Kara Bobroff is founder and executive director of Native American Community Academy (NACA), a tuition-free public charter school that includes students from more than 37 different tribes. NACA works to integrate culture, wellness, language, community, family, and preparation for college into each child’s education. She was recognized in 2009 by President Obama as one of 100 top social innovators in the nation; has been invited by the Bureau of Indian Affairs to help write the 20-year plan for Indian Education; and has presented the NACA model to local, regional, and national audiences. Bobroff served on the White House Faith-Based Advisory Council. She holds a Master’s in Special Education and an Ed.S. in Educational Administration as a Danforth Scholar from the University of New Mexico.
These fact sheets provide a snapshot of hunger and poverty in the United States and in each state plus Washington, D.C.
With the coronavirus now spreading in low-resource contexts and new waves of infection expected in the coming year, better nutrition for vulnerable people is more important than ever.
“As you therefore have received Christ Jesus the Lord, continue to live your lives in him, rooted and built up in him and established in faith.” These words from Colossians 2:6 remind us of the faith that is active in love for our neighbors.
The Bible on...
Dear Members of Congress,
As the president and Congress are preparing their plans for this year, almost 100 church leaders—from all the families of U.S. Christianity—are...
The Supplemental Nutrition Assistance Program (SNAP) is designed to respond to changes in need, making it well suited to respond to crises such as the COVID-19 pandemic.
Bread for the World and its partners are asking Congress to provide $200 million for global nutrition in the fiscal year 2020 budget.
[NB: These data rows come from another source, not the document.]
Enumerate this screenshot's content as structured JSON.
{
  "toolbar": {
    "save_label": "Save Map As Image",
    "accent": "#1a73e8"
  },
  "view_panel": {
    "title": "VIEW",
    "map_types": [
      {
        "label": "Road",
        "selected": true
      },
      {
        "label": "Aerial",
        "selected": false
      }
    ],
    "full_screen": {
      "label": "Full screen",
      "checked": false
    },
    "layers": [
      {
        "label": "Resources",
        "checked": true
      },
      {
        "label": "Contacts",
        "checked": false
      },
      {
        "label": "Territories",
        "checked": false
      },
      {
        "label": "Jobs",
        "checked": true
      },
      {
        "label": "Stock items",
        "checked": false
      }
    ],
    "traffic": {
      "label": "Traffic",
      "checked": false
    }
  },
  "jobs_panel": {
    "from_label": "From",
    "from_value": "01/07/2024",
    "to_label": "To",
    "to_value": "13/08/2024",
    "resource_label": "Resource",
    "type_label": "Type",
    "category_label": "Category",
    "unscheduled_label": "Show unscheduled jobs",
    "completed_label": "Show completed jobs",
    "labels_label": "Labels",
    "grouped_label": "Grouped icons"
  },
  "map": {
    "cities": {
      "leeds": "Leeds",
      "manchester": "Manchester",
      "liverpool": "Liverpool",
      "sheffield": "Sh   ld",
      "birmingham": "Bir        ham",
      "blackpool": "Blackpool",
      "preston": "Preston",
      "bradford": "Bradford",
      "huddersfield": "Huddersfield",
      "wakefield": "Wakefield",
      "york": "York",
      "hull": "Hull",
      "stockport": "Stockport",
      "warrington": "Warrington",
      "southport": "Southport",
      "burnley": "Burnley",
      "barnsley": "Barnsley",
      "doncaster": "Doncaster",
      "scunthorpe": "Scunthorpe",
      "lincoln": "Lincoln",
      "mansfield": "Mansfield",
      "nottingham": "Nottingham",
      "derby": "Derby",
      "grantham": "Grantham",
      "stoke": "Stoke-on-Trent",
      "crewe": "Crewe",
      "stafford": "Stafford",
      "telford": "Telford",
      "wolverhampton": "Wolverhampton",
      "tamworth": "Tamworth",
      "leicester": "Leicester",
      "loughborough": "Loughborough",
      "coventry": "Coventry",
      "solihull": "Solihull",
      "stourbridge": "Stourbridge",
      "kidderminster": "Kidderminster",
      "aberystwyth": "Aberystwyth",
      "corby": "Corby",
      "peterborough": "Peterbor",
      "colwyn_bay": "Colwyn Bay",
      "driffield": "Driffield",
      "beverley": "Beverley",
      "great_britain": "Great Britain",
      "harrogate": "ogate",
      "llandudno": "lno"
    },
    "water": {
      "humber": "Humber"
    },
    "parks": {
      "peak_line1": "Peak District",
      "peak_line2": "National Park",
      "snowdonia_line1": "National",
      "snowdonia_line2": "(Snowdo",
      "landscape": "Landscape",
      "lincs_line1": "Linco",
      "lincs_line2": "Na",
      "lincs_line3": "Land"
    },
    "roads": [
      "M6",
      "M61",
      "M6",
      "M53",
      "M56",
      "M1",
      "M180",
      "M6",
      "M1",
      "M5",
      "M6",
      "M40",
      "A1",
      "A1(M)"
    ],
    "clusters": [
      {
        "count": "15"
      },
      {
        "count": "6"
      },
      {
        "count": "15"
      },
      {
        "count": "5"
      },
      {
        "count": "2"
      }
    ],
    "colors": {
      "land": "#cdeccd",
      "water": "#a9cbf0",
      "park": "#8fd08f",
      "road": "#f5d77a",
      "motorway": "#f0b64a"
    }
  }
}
In 2017, 11.8 percent of households in the U.S.—40 million people—were food-insecure, meaning that they were unsure at some point during the year about how they would provide for their next meal.